Exercise instructions:
From the entries that follow, pick out all lines holding "number".
*** Opening Information ***
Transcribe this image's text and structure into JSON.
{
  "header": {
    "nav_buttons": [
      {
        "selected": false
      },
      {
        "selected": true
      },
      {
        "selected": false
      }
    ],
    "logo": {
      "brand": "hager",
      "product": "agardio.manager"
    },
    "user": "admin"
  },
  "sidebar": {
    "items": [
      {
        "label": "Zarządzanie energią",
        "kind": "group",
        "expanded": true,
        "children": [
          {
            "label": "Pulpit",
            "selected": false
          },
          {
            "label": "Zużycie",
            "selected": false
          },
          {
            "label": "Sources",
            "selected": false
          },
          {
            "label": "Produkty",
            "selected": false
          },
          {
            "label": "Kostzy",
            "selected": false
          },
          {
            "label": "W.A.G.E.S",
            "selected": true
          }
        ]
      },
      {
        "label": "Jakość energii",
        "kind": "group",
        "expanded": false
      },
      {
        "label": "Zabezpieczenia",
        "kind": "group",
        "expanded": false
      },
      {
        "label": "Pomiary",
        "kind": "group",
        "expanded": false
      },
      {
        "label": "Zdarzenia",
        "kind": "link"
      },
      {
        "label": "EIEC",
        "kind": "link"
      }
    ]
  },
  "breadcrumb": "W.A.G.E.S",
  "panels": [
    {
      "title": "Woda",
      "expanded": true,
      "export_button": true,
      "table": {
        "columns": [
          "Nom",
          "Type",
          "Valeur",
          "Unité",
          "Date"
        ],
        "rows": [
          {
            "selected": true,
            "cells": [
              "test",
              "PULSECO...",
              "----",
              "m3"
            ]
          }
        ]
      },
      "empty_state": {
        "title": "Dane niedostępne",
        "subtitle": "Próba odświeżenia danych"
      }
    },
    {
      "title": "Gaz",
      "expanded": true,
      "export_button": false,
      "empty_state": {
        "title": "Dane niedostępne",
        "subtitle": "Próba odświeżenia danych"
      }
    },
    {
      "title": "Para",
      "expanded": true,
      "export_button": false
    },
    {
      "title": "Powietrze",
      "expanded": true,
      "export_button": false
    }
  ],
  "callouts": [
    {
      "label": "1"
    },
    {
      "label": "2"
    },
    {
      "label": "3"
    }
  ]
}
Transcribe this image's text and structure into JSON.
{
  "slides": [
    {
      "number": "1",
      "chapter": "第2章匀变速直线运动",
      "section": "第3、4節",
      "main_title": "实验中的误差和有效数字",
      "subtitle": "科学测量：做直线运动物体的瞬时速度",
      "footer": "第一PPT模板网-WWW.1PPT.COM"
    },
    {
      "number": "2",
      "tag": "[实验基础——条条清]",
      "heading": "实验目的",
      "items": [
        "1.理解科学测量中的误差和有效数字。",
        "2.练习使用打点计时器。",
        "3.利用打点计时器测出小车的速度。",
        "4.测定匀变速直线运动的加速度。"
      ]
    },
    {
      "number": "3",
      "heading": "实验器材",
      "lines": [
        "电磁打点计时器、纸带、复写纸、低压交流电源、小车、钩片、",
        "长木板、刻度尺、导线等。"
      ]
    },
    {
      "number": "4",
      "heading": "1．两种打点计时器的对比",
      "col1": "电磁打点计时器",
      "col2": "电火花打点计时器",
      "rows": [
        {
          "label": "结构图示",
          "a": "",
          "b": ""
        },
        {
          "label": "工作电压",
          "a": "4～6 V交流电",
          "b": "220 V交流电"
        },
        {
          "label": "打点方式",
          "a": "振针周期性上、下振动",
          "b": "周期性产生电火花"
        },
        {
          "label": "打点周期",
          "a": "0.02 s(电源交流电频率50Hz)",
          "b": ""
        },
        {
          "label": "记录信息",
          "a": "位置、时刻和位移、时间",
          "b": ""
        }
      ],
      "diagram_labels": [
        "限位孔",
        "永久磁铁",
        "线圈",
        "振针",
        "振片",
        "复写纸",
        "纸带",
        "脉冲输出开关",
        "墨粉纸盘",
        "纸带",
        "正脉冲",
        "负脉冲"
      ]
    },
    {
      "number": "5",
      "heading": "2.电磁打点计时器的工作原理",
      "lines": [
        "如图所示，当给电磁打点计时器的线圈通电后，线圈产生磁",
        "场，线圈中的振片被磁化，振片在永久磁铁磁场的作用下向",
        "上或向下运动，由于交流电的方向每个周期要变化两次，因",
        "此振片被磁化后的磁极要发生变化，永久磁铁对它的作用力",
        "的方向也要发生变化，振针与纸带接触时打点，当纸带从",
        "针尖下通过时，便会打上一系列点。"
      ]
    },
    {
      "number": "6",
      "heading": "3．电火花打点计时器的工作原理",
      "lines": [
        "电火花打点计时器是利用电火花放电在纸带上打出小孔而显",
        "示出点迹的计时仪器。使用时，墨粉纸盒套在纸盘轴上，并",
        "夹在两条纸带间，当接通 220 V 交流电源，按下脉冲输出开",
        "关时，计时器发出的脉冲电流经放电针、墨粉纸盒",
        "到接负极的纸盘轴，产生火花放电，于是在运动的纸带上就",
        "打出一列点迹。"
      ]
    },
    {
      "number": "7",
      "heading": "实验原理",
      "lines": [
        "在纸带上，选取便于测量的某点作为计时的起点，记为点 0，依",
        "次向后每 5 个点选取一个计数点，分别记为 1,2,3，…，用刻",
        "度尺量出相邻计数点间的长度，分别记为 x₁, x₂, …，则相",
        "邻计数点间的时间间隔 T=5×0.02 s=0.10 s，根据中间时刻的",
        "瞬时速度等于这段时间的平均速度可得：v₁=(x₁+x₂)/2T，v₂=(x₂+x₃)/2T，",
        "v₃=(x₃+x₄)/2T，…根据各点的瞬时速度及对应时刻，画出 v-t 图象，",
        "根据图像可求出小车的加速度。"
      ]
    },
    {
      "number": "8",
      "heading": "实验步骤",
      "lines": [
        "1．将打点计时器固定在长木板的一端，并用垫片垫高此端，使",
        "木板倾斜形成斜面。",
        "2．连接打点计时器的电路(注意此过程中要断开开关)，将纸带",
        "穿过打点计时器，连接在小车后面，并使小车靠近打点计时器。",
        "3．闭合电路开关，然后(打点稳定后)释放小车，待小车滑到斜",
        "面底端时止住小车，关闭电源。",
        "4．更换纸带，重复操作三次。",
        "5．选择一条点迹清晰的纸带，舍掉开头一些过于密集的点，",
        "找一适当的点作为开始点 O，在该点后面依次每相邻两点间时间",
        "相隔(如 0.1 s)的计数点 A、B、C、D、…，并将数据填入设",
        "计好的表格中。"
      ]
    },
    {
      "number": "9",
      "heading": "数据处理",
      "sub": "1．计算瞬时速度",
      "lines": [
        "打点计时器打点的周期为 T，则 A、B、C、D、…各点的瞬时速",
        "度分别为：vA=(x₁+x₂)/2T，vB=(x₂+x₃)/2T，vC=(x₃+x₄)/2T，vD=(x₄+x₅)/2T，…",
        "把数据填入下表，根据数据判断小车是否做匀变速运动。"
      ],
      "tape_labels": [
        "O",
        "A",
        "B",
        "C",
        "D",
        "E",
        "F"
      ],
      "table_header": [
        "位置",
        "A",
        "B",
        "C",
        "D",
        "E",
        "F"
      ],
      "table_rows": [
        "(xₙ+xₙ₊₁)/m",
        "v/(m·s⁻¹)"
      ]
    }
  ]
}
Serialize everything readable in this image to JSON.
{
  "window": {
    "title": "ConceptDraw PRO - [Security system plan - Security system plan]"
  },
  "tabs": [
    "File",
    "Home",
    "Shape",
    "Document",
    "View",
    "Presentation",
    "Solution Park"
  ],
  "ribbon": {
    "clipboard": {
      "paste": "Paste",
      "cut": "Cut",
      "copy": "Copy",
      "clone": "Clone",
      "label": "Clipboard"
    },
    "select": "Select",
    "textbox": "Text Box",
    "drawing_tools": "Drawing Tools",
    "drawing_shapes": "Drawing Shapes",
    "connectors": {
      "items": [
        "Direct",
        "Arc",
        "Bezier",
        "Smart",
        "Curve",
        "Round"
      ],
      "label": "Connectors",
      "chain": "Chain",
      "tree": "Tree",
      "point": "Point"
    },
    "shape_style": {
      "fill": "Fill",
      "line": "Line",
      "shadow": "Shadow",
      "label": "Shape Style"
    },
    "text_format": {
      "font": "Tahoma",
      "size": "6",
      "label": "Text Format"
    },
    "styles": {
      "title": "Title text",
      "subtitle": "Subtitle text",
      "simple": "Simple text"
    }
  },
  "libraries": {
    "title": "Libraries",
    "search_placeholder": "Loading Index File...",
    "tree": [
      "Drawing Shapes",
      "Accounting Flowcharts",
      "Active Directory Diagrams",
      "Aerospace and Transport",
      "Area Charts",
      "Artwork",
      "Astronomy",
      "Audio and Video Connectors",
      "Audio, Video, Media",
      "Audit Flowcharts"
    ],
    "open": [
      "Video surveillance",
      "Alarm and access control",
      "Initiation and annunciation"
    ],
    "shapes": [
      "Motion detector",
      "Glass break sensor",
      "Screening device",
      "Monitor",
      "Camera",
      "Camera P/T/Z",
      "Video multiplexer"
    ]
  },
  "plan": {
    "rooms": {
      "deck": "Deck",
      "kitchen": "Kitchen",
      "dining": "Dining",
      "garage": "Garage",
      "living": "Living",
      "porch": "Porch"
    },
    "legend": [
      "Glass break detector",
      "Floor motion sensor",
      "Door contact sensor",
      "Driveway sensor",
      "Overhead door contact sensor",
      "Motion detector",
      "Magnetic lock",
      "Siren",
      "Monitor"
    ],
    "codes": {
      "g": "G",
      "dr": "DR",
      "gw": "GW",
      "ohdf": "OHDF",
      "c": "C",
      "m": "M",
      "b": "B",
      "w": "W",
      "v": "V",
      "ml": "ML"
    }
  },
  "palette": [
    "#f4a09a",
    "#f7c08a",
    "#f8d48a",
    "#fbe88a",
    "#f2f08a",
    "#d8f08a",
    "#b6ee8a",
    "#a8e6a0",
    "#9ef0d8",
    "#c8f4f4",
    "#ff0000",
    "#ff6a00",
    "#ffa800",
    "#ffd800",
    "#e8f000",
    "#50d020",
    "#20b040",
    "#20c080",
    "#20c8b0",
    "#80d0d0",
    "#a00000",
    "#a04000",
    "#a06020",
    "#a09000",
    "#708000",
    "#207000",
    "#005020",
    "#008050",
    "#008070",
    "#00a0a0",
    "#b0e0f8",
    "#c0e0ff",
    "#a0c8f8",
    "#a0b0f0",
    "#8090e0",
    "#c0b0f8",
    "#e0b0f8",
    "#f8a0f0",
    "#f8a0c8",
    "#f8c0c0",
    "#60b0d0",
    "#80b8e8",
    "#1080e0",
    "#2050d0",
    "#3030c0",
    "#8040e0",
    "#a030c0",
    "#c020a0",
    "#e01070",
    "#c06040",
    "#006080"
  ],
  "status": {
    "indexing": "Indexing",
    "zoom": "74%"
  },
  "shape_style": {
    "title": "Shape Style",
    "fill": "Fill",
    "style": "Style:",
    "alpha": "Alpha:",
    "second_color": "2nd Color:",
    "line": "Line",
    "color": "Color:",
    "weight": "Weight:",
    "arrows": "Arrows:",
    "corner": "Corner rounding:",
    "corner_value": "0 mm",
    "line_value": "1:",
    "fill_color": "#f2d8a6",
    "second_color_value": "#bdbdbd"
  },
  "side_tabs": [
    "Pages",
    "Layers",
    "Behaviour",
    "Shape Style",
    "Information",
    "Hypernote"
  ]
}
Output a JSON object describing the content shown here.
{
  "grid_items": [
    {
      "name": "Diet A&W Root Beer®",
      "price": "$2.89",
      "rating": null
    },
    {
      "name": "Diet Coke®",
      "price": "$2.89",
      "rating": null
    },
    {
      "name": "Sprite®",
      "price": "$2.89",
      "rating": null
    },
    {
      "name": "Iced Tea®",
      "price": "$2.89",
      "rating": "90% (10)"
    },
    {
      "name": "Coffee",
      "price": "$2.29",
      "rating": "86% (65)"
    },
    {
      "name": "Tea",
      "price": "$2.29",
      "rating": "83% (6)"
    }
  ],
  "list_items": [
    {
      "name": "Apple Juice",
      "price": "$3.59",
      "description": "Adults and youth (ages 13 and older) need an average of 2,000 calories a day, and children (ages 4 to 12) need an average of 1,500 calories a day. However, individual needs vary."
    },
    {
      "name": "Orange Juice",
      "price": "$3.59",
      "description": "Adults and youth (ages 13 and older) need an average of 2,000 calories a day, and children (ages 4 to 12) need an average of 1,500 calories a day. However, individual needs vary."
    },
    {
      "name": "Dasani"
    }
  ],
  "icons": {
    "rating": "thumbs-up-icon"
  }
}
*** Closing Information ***
Your response:
      "number": "1",
      "number": "2",
      "number": "3",
      "number": "4",
      "number": "5",
      "number": "6",
      "number": "7",
      "number": "8",
      "number": "9",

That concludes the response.